*Web page and app entries:*
-=-=-=-=-

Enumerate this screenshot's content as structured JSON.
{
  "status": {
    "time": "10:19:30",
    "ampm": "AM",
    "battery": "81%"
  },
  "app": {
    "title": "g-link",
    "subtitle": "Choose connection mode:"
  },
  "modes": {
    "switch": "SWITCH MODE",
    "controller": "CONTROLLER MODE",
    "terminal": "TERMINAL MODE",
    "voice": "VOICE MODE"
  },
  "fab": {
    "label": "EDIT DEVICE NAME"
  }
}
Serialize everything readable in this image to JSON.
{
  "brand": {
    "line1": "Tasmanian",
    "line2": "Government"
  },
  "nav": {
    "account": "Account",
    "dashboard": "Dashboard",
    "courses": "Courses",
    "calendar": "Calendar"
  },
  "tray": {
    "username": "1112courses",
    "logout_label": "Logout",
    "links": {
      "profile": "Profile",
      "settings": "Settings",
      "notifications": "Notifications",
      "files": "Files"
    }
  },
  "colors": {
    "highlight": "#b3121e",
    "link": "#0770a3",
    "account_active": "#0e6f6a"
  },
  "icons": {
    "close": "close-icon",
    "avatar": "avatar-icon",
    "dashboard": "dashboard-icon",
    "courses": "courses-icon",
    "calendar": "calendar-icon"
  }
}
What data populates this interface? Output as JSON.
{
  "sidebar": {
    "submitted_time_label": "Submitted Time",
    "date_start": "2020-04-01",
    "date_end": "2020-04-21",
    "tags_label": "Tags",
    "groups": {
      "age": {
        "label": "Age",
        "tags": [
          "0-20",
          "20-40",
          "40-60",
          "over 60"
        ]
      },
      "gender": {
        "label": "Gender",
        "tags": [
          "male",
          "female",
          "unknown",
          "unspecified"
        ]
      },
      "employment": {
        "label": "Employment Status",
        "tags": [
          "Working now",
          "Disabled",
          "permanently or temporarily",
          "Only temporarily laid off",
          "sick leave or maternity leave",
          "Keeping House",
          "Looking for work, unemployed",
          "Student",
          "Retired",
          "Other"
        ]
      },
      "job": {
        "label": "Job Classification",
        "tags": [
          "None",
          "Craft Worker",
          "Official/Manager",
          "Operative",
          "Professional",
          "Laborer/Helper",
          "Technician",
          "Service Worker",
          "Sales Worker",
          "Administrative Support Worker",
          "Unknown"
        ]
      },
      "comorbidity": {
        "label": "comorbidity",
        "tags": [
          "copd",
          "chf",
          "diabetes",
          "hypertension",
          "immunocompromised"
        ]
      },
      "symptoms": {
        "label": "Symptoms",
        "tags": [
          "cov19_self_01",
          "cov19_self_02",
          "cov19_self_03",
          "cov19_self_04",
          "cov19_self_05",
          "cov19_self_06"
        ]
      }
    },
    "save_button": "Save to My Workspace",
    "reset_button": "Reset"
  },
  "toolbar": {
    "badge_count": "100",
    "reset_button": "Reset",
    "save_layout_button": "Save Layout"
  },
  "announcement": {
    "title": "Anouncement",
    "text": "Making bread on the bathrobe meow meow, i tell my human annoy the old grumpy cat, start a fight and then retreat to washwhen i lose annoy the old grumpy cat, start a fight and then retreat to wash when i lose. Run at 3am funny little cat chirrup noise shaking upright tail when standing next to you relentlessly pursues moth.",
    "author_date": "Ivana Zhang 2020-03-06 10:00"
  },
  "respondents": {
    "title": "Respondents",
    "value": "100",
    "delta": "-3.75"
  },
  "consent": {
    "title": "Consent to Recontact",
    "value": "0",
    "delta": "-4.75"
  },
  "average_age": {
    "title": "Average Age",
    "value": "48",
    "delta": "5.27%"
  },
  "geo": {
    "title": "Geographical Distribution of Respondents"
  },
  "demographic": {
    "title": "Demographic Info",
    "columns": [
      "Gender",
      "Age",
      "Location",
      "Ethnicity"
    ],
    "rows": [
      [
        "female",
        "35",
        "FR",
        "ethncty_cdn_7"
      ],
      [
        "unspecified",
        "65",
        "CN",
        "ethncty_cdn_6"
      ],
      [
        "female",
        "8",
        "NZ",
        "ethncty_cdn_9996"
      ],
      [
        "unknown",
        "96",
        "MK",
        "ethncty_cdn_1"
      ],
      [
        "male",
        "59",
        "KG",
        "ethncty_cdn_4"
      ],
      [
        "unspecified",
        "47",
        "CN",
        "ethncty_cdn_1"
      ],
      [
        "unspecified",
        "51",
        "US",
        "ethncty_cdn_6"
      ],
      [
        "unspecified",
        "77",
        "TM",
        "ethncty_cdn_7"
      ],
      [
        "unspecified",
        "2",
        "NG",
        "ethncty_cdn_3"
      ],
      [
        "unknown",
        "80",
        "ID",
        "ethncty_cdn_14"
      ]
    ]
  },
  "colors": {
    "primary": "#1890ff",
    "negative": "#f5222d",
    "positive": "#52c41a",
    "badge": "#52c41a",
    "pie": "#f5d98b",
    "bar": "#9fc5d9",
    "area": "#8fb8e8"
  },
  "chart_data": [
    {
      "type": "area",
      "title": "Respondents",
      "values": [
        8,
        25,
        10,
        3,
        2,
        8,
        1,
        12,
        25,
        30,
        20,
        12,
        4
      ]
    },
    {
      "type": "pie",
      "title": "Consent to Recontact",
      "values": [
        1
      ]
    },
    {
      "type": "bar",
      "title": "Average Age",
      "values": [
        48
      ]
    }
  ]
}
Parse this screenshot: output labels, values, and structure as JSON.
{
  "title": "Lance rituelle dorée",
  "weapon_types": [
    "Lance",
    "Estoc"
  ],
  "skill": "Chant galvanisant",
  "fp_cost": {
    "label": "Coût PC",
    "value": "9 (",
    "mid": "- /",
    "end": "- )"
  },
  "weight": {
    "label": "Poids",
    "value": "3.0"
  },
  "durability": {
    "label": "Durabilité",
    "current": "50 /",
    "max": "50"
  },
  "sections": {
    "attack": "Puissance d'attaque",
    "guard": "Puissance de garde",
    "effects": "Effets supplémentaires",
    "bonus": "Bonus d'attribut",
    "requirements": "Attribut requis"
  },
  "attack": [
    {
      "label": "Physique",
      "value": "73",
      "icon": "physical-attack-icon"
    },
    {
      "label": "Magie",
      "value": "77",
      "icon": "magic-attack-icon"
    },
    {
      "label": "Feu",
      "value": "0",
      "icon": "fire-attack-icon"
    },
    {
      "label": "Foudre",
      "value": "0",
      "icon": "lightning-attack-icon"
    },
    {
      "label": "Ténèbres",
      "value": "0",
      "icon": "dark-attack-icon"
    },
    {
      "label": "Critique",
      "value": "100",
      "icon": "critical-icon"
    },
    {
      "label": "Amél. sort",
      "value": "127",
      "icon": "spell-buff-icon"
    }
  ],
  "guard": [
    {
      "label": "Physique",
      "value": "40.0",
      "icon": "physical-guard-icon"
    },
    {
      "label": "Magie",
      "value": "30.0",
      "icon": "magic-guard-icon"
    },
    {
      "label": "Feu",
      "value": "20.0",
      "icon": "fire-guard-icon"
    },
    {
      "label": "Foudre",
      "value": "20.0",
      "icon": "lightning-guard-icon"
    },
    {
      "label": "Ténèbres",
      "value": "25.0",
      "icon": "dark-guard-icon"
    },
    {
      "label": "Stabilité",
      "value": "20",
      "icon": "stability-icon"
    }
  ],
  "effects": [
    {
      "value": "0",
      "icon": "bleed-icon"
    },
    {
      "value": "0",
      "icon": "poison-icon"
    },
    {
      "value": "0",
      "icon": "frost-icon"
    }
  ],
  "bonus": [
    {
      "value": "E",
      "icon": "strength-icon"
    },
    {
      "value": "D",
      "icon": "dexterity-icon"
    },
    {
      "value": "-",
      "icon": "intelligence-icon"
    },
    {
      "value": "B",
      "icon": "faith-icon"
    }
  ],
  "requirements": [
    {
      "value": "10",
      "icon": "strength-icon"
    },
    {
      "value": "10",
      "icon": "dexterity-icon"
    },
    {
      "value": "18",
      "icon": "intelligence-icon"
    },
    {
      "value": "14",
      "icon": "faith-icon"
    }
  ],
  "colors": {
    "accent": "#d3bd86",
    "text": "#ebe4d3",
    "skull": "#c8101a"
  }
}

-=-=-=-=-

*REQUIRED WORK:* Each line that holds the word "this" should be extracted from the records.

*EXERCISE OUTPUT:*
Enumerate this screenshot's content as structured JSON.
Serialize everything readable in this image to JSON.
What data populates this interface? Output as JSON.
Parse this screenshot: output labels, values, and structure as JSON.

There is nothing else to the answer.